▶ _WHAT THE TASK REQUIRES_
Tally the lines below containing the word "title" and give that total alone.

+===+

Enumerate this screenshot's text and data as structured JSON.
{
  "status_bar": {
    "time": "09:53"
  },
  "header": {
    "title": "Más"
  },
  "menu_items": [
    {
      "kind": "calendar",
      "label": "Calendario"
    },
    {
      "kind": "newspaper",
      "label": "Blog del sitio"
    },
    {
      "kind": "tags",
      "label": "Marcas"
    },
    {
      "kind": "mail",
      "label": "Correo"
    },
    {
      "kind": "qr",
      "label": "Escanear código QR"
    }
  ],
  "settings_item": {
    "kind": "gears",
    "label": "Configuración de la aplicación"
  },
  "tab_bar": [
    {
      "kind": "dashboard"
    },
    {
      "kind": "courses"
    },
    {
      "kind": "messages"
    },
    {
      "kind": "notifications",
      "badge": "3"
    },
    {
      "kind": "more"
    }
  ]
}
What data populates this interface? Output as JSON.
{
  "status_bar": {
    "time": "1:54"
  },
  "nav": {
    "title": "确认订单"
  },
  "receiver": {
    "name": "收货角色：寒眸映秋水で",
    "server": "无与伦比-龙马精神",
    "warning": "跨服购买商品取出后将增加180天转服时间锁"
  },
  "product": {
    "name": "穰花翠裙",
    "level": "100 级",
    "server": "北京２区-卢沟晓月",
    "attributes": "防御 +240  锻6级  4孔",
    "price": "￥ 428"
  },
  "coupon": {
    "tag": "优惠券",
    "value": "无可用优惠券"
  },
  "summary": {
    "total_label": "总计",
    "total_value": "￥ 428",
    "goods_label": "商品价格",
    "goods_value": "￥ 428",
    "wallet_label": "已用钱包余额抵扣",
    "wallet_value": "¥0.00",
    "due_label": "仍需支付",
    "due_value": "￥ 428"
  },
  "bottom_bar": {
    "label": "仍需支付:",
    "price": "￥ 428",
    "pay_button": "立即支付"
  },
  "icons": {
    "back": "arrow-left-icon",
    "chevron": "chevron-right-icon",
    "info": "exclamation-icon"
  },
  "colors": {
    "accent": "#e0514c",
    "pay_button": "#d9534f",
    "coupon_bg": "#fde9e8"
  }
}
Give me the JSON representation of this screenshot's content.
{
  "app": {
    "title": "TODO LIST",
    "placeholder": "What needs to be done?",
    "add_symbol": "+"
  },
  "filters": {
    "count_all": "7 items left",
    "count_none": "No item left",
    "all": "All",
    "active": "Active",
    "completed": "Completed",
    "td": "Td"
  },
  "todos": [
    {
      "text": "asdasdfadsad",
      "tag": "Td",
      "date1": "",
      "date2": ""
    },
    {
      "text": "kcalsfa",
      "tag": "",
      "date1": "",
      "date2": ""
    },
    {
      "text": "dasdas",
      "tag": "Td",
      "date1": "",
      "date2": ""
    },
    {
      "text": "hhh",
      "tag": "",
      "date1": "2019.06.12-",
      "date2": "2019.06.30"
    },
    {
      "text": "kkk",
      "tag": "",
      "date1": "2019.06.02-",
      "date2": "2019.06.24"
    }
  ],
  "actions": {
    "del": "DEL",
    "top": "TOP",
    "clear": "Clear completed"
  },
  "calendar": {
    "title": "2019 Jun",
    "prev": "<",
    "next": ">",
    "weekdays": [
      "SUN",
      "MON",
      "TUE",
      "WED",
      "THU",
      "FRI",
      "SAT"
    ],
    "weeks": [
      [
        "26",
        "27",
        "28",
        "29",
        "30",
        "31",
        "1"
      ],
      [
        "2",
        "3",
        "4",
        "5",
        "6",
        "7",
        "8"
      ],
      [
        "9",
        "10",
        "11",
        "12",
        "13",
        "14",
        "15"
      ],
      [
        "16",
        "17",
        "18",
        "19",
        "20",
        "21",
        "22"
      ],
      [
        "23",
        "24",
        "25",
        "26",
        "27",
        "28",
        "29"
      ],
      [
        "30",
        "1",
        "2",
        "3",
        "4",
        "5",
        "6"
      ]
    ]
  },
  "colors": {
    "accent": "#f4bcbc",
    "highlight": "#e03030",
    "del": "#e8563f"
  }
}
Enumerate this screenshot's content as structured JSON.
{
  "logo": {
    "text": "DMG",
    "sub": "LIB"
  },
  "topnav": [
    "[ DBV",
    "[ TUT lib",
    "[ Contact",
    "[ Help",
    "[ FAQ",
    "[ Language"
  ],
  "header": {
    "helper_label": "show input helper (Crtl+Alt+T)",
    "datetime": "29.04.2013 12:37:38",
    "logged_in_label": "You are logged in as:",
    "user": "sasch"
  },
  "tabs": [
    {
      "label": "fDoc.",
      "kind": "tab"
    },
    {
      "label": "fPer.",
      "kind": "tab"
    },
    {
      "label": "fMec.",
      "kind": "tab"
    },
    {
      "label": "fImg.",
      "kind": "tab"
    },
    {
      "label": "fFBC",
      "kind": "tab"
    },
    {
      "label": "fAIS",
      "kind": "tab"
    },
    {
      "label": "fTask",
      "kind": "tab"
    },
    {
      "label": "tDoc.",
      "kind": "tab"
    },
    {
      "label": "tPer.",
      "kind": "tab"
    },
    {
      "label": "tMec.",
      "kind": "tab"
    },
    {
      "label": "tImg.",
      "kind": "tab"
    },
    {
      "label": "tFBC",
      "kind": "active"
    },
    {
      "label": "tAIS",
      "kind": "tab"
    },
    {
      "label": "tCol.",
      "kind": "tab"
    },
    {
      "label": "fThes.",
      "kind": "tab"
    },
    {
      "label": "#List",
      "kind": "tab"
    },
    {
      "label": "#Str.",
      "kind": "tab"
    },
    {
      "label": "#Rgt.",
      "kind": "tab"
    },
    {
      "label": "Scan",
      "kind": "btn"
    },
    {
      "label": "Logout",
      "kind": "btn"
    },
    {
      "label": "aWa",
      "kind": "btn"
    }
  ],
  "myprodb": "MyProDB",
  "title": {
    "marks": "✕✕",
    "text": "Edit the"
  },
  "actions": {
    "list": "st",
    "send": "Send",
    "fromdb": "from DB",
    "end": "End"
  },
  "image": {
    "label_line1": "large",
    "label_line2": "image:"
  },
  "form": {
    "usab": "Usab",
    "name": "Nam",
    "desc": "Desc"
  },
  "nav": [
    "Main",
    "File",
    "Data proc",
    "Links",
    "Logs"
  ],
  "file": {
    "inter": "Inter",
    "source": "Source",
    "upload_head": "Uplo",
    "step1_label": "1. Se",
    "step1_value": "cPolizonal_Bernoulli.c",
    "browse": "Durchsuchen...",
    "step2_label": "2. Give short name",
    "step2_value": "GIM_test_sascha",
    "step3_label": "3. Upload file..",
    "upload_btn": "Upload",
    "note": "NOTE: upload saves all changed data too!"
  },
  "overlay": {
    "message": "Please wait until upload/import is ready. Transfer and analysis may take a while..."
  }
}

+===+

▶ _ANSWER TO THIS TASK_
5